When the idea of a new music, comedy and snow sports festival manifested from a fun filled weekend in Aviemore a lot of ideas started flying. Of course, they needed a website and I offered to help. Over a long iterative process a number of requirements were thrashed out.
First and foremost this site was going to be the main sales channel for tickets to the festival, so some form of payment gateway and eCommerce system had to be included.
There was going to be a page for each of the acts present at the festival. This changed frequently as new acts were signed so these pages needed to be managed by the event organiser so changes could be made quickly without having to go to the web master, me.
We also had to make sure the charities we were supporting, and the sponsors, were given prominence on the page.
In the current version of the site some changes were made in line with lessons learned from the first festival.
- The colour scheme was changed in line with the clothing and other branding.
- Analytics showed a good percentage of users accessing the site with mobile browsers.
Let’s get started
Armed with a decent idea of what was needed, but with a free hand to design as I saw fit, I decided on a Drupal based site.
Drupal Commerce was used to facilitiate the ticket sales. Using PayPal as the gateway service keeps things simple and cheap for us running the site and presents a familiar and trusted interface to the ticket buying public.

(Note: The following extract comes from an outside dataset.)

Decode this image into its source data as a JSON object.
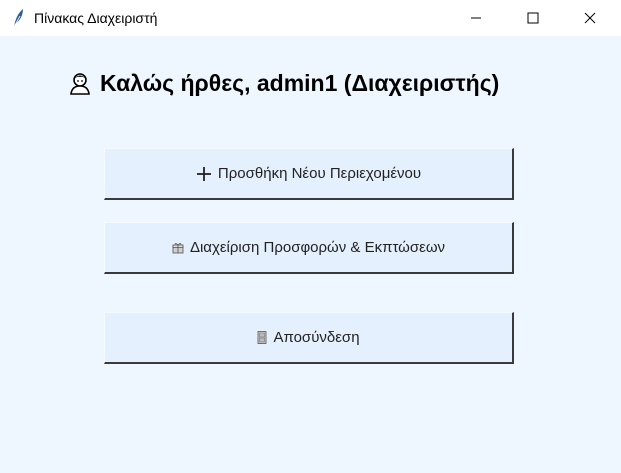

Drupal Commerce itself uses the core functionality of Drupal leaving me the flexibility of Views to create the ticket sales pages, and Rules to allow time limited offers or discount codes. The sales manager of the festival has directed me to create some complex discount rules and the Drupal Rules system has given me the flexibility and confidence to tell him no matter how complex the rules get, it can be done.
The festival organiser, after some tuition, has had very little trouble adding pages as acts sign up, and editing any part of the site. I though I would have to try and explain the difference between blocks and nodes but as long as when logged in, the user sees the edit icon when hovering over an area, he doesn’t care and just gets the job done.
The typical Drupal layout afforded by the blocks system, in conjunction with the flexibility of views, meant I could use a sidebar to prominently display the charities on the page, followed by the main sponsors. The remaining sponsors and supporting local businesses are then left to a block at the bottom of every page and appear in random order to prevent any claims of favouritism.
Finally, I decided to create a responsive theme using Adaptive as a base.
Adaptive gave me a fluid layout and plenty of control to create multiple break points where the content, not a given device, require it. For example, the menu bar breaks when there’s no room for it and collapses down to a single button, which reveals a vertical menu system. This menu system still allows the user to expand and use the full scope of the menu.
The blocks are in order of importance, so the content the user sees is above the charity and headline sponsor images, which in turn are above the remaining sponsors logos.
During the first festival we were complimented by local businesses on the bright and obvious colours used on the staff clothing so it was important to maintain that. It does make for a striking colour scheme, but I should mention that the pink wasn’t my idea.